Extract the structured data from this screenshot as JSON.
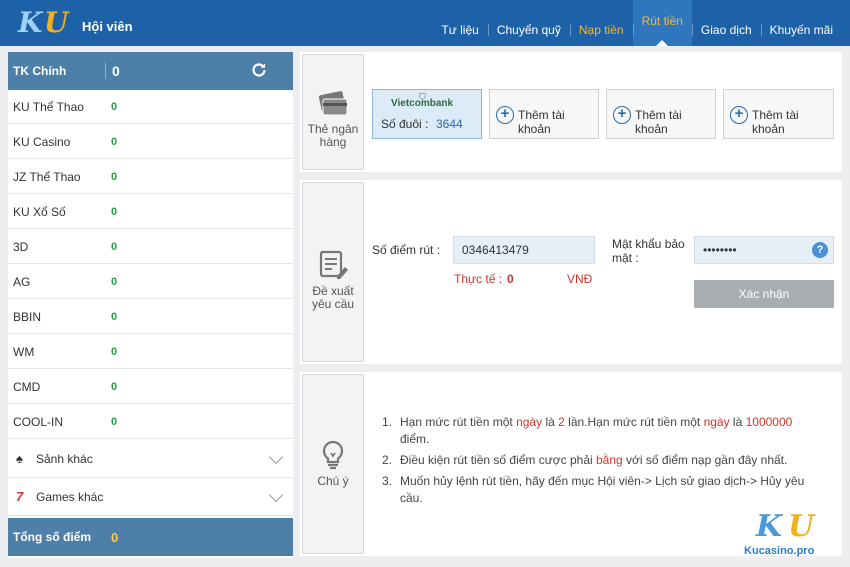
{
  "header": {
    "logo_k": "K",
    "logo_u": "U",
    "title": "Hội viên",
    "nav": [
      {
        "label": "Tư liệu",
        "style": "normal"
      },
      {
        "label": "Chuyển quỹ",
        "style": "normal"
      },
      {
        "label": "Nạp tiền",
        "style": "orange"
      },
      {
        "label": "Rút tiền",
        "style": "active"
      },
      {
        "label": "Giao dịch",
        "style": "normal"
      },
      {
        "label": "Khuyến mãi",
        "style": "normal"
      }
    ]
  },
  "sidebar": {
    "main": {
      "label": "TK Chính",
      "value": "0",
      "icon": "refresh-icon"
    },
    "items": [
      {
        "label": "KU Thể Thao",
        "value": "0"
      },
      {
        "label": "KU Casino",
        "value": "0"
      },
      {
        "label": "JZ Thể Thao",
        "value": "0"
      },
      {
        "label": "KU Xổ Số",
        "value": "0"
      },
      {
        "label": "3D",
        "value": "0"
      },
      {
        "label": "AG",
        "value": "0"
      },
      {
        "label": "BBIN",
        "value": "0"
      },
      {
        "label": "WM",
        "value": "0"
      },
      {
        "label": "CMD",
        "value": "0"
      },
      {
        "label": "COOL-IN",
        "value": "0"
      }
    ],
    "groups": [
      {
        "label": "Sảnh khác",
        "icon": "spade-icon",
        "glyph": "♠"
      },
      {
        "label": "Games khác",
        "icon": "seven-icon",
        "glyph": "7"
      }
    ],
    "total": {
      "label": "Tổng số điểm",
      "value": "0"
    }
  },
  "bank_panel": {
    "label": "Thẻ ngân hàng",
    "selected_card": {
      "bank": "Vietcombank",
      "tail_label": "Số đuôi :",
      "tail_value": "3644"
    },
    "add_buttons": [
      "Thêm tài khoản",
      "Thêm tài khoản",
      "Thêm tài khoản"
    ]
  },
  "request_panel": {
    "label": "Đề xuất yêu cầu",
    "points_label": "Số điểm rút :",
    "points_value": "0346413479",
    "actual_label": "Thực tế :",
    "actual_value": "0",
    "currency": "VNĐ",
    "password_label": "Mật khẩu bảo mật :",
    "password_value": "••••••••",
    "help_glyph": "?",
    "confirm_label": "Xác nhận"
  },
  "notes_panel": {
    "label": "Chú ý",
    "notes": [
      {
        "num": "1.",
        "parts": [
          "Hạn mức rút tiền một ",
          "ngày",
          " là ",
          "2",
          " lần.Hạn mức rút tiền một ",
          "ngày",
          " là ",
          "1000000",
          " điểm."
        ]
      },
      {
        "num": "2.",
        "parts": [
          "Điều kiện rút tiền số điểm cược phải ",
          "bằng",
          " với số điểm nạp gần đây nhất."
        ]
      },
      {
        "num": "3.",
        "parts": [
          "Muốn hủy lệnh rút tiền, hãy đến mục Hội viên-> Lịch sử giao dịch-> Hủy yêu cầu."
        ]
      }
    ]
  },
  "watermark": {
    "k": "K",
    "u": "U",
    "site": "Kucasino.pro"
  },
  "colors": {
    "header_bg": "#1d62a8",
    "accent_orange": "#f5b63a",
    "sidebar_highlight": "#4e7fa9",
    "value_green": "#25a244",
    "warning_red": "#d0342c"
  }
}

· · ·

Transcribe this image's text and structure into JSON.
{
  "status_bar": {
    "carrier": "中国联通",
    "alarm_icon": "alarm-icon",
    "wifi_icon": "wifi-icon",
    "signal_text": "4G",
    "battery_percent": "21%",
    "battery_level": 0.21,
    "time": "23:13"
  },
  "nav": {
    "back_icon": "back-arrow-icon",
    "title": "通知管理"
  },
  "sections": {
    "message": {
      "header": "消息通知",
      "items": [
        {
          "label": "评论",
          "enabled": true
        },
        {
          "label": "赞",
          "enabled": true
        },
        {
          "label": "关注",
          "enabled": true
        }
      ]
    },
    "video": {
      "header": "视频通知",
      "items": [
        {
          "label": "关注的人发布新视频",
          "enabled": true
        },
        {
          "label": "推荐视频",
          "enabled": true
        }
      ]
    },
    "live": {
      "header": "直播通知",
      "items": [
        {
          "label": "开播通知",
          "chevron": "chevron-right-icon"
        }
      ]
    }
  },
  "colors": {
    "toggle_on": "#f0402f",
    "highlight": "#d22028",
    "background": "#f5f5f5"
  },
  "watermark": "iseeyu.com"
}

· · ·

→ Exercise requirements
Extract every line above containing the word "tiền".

→ Expected answer
        "label": "Nạp tiền",
        "label": "Rút tiền",
          "Hạn mức rút tiền một ",
          " lần.Hạn mức rút tiền một ",
          "Điều kiện rút tiền số điểm cược phải ",
          "Muốn hủy lệnh rút tiền, hãy đến mục Hội viên-> Lịch sử giao dịch-> Hủy yêu cầu."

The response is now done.